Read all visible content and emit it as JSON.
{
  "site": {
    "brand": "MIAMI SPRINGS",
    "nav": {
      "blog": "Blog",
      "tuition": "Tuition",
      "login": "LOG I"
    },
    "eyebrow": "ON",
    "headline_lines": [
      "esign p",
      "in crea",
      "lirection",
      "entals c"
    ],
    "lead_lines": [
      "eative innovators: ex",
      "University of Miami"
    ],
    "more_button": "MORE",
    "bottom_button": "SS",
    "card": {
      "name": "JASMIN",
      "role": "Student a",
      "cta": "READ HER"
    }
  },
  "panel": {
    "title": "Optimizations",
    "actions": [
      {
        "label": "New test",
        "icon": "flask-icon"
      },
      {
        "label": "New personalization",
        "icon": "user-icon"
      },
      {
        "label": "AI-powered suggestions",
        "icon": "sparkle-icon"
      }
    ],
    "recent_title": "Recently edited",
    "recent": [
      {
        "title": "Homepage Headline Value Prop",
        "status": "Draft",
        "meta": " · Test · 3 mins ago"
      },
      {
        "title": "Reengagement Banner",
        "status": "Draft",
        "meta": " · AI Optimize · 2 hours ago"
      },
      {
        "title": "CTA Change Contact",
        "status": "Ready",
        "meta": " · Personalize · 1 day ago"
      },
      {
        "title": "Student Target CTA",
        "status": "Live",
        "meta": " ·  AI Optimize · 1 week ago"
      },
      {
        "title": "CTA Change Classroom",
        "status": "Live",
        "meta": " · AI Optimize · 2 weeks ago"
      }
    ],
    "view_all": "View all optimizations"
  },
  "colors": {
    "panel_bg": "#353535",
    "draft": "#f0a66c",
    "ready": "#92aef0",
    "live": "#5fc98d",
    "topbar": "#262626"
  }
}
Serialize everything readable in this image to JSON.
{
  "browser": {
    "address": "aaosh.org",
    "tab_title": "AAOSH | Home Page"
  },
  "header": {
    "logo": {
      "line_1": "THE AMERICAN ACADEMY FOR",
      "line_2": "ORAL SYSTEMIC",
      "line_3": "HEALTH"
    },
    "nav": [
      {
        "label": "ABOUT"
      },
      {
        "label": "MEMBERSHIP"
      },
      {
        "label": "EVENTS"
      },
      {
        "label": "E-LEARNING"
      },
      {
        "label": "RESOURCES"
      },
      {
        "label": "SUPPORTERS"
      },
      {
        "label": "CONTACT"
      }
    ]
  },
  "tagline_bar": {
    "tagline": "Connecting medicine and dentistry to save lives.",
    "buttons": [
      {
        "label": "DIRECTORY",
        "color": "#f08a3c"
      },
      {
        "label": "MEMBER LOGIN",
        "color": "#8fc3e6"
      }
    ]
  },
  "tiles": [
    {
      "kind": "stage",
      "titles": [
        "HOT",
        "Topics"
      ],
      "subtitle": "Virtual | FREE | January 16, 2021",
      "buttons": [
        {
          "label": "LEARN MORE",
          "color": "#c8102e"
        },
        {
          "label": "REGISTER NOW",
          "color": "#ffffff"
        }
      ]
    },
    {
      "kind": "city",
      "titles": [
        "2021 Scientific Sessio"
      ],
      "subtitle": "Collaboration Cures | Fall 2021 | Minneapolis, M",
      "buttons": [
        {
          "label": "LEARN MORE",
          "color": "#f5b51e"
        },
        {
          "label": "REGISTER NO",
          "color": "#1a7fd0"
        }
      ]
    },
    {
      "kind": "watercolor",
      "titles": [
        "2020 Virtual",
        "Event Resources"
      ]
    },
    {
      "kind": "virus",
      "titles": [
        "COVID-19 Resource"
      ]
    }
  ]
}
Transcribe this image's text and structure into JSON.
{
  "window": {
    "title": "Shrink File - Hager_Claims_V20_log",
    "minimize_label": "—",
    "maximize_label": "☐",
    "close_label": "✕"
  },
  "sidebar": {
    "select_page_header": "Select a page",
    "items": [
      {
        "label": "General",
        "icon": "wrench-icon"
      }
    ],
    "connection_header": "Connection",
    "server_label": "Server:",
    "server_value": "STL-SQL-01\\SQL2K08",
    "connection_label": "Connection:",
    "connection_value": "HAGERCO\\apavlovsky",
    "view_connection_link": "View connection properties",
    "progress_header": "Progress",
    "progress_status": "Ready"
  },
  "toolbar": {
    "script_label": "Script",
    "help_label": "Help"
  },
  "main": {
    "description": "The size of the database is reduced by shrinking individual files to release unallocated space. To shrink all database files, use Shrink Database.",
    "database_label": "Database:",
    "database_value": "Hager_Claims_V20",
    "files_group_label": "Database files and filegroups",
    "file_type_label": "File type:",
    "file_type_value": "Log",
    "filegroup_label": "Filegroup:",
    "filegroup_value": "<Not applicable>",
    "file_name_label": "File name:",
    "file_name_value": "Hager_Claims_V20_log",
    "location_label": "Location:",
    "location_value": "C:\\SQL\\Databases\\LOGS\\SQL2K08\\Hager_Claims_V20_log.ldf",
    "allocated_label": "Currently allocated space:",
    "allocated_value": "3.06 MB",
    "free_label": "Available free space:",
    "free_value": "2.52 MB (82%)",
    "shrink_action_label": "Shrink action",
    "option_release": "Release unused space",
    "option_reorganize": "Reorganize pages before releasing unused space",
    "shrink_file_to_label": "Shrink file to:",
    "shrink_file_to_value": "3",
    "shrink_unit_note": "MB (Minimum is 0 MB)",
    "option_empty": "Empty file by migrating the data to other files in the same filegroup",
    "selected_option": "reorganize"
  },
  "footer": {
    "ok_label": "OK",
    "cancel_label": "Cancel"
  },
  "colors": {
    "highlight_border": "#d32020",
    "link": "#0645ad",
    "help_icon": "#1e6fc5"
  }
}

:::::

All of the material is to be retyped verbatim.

**Reply to the exercise:**
Read all visible content and emit it as JSON.
{
  "site": {
    "brand": "MIAMI SPRINGS",
    "nav": {
      "blog": "Blog",
      "tuition": "Tuition",
      "login": "LOG I"
    },
    "eyebrow": "ON",
    "headline_lines": [
      "esign p",
      "in crea",
      "lirection",
      "entals c"
    ],
    "lead_lines": [
      "eative innovators: ex",
      "University of Miami"
    ],
    "more_button": "MORE",
    "bottom_button": "SS",
    "card": {
      "name": "JASMIN",
      "role": "Student a",
      "cta": "READ HER"
    }
  },
  "panel": {
    "title": "Optimizations",
    "actions": [
      {
        "label": "New test",
        "icon": "flask-icon"
      },
      {
        "label": "New personalization",
        "icon": "user-icon"
      },
      {
        "label": "AI-powered suggestions",
        "icon": "sparkle-icon"
      }
    ],
    "recent_title": "Recently edited",
    "recent": [
      {
        "title": "Homepage Headline Value Prop",
        "status": "Draft",
        "meta": " · Test · 3 mins ago"
      },
      {
        "title": "Reengagement Banner",
        "status": "Draft",
        "meta": " · AI Optimize · 2 hours ago"
      },
      {
        "title": "CTA Change Contact",
        "status": "Ready",
        "meta": " · Personalize · 1 day ago"
      },
      {
        "title": "Student Target CTA",
        "status": "Live",
        "meta": " ·  AI Optimize · 1 week ago"
      },
      {
        "title": "CTA Change Classroom",
        "status": "Live",
        "meta": " · AI Optimize · 2 weeks ago"
      }
    ],
    "view_all": "View all optimizations"
  },
  "colors": {
    "panel_bg": "#353535",
    "draft": "#f0a66c",
    "ready": "#92aef0",
    "live": "#5fc98d",
    "topbar": "#262626"
  }
}
Serialize everything readable in this image to JSON.
{
  "browser": {
    "address": "aaosh.org",
    "tab_title": "AAOSH | Home Page"
  },
  "header": {
    "logo": {
      "line_1": "THE AMERICAN ACADEMY FOR",
      "line_2": "ORAL SYSTEMIC",
      "line_3": "HEALTH"
    },
    "nav": [
      {
        "label": "ABOUT"
      },
      {
        "label": "MEMBERSHIP"
      },
      {
        "label": "EVENTS"
      },
      {
        "label": "E-LEARNING"
      },
      {
        "label": "RESOURCES"
      },
      {
        "label": "SUPPORTERS"
      },
      {
        "label": "CONTACT"
      }
    ]
  },
  "tagline_bar": {
    "tagline": "Connecting medicine and dentistry to save lives.",
    "buttons": [
      {
        "label": "DIRECTORY",
        "color": "#f08a3c"
      },
      {
        "label": "MEMBER LOGIN",
        "color": "#8fc3e6"
      }
    ]
  },
  "tiles": [
    {
      "kind": "stage",
      "titles": [
        "HOT",
        "Topics"
      ],
      "subtitle": "Virtual | FREE | January 16, 2021",
      "buttons": [
        {
          "label": "LEARN MORE",
          "color": "#c8102e"
        },
        {
          "label": "REGISTER NOW",
          "color": "#ffffff"
        }
      ]
    },
    {
      "kind": "city",
      "titles": [
        "2021 Scientific Sessio"
      ],
      "subtitle": "Collaboration Cures | Fall 2021 | Minneapolis, M",
      "buttons": [
        {
          "label": "LEARN MORE",
          "color": "#f5b51e"
        },
        {
          "label": "REGISTER NO",
          "color": "#1a7fd0"
        }
      ]
    },
    {
      "kind": "watercolor",
      "titles": [
        "2020 Virtual",
        "Event Resources"
      ]
    },
    {
      "kind": "virus",
      "titles": [
        "COVID-19 Resource"
      ]
    }
  ]
}
Transcribe this image's text and structure into JSON.
{
  "window": {
    "title": "Shrink File - Hager_Claims_V20_log",
    "minimize_label": "—",
    "maximize_label": "☐",
    "close_label": "✕"
  },
  "sidebar": {
    "select_page_header": "Select a page",
    "items": [
      {
        "label": "General",
        "icon": "wrench-icon"
      }
    ],
    "connection_header": "Connection",
    "server_label": "Server:",
    "server_value": "STL-SQL-01\\SQL2K08",
    "connection_label": "Connection:",
    "connection_value": "HAGERCO\\apavlovsky",
    "view_connection_link": "View connection properties",
    "progress_header": "Progress",
    "progress_status": "Ready"
  },
  "toolbar": {
    "script_label": "Script",
    "help_label": "Help"
  },
  "main": {
    "description": "The size of the database is reduced by shrinking individual files to release unallocated space. To shrink all database files, use Shrink Database.",
    "database_label": "Database:",
    "database_value": "Hager_Claims_V20",
    "files_group_label": "Database files and filegroups",
    "file_type_label": "File type:",
    "file_type_value": "Log",
    "filegroup_label": "Filegroup:",
    "filegroup_value": "<Not applicable>",
    "file_name_label": "File name:",
    "file_name_value": "Hager_Claims_V20_log",
    "location_label": "Location:",
    "location_value": "C:\\SQL\\Databases\\LOGS\\SQL2K08\\Hager_Claims_V20_log.ldf",
    "allocated_label": "Currently allocated space:",
    "allocated_value": "3.06 MB",
    "free_label": "Available free space:",
    "free_value": "2.52 MB (82%)",
    "shrink_action_label": "Shrink action",
    "option_release": "Release unused space",
    "option_reorganize": "Reorganize pages before releasing unused space",
    "shrink_file_to_label": "Shrink file to:",
    "shrink_file_to_value": "3",
    "shrink_unit_note": "MB (Minimum is 0 MB)",
    "option_empty": "Empty file by migrating the data to other files in the same filegroup",
    "selected_option": "reorganize"
  },
  "footer": {
    "ok_label": "OK",
    "cancel_label": "Cancel"
  },
  "colors": {
    "highlight_border": "#d32020",
    "link": "#0645ad",
    "help_icon": "#1e6fc5"
  }
}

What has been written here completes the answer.